The dawn of light has just arrived over Namibia's coastal town Walvis Bay. At Tetelestai, an oyster producing company, supervisor Rino Katjingisiua was monitoring the growth and quality of Pacific oysters. The oysters are predestined for China amongst other markets.
"I have to ensure the oysters are worked on time," said 36-year-old Katjingisiua, inspecting the farm produce.
Established in 2006, to-date, Tetelestai specializes in growing Pacific oysters, trading in both fresh and frozen products.
"At the moment, we concentrate on growing Pacific oysters from juvenile stage (around 30 grams) up to market size, which is between 40g and 150g," Koos Blaauw, co-owner and managing director of Tetelestai told Xinhua in a recent interview.
According to Blaauw, the markets for fresh live oysters are mainly Chinese destinations including Beijing, Guangzhou, Shanghai as well as Hong Kong.
On average, export volumes of Tetelestai brand products to China range between 20,000 to 40,000 units per month.
Statistics in June by Namibia Statistics Agency shows that China has become Namibia's biggest export market, surpassing countries like South Africa whom Namibia previously traded with extensively.
The Namibian-based enterprise counts on its bountiful Pacific oysters in penetrating the Chinese market, to where they export the majority of the locally cultivated oyster products.
"We had a market from the start, but it is only recently that the demand increased as word spread about Namibia and the quality of our oysters," Blaauw said.
According to him, the Chinese market has created opportunities for the business.
"We have a low population in Namibia, and the local market cannot consume so much. So as one of our main export markets, it has assisted us in expanding and stabilizing our business. Also, as we get more Chinese people visiting or working in Namibia, news about our name and the quality of our oysters is spreading and increases our sales in return," he added.
Partnering with Beijing Hi-Technology Energy Investments (Pty) Ltd has also been instrumental in expanding trade.
"It assists us in better understanding the Asian market and also helps to break down language and trade barriers," according to Blaauw.
With recent trade developments between Namibia and China, the company projects that the market share and demand for oysters may increase.
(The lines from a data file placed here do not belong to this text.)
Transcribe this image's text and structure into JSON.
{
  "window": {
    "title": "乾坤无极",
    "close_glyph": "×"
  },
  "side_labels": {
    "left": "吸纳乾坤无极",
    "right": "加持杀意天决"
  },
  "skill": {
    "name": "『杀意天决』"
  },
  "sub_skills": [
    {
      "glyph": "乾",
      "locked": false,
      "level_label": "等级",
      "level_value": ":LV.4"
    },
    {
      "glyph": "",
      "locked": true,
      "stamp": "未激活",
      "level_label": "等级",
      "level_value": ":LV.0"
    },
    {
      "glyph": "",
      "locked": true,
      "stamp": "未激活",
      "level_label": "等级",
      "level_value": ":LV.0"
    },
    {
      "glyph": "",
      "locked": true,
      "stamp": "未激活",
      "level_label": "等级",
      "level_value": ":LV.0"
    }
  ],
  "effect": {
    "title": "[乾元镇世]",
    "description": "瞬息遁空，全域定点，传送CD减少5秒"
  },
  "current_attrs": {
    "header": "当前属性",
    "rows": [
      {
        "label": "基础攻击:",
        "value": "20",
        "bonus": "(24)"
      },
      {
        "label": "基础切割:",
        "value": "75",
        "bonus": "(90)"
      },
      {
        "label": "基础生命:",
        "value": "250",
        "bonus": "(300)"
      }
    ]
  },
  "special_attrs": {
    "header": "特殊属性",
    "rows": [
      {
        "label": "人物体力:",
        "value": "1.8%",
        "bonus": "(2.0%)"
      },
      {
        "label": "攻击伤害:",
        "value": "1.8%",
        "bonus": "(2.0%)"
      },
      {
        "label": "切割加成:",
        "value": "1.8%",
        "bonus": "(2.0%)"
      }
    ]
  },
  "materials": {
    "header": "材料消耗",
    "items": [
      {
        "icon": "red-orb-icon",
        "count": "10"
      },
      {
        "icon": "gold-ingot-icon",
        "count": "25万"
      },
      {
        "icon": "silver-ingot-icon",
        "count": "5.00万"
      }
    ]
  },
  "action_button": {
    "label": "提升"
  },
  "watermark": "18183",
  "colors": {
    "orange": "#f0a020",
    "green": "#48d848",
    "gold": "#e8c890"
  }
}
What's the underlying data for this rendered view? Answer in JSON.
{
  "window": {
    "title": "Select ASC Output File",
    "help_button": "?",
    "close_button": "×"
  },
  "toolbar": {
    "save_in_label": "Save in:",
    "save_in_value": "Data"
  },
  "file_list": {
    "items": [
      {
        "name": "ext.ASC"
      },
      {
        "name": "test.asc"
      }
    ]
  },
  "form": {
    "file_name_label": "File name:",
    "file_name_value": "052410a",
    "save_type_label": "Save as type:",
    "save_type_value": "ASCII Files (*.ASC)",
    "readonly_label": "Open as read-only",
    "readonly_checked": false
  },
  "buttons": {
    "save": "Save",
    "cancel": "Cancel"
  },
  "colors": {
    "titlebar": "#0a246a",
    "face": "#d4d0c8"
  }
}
The new partnership is also envisaged to yield growth.
"Even though still in the early stages of the partnership, we expect the surge in market share to increase job opportunities in the company as well as lead to training and more experience for our employees in different fields," Blaauw said.
Employees like Katjingisiua are hopeful that human resource development opportunities will further nurture their professional skills.
"I plan to do the best I can at my current job and to improve myself further," said an optimistic Katjingisiua.
Meanwhile, plans are underway to expand the farm to produce a higher output of Pacific oyster over the next year. "After that, we will also look at farming other species aimed at the Asian market," said Blaauw.
Moreover, apart from penetrating the Chinese market, Blaauw said that the company is also set to increase export volumes.
"We are now also registered with the Russian authorities and plan to export to Russia soon. For frozen oysters, we mainly export to South Africa. Then we also supply most of the local market in Namibia," he said.
Although the company faces challenges such as distance and high transportation cost in exporting to the Asian market and an import levy on oysters from Namibia into China (assessed at 18 percent), Blaauw said the enterprise is committed to increasing their market share in the Asian market.
"Our aim is to be recognized by the Asian market as one of the top-quality oyster producers in the world," he said.
The company currently employs 21 staff members, comprising two staff members in administration and office, two supervisors and the employees working on the oysters daily and harvest it for the market.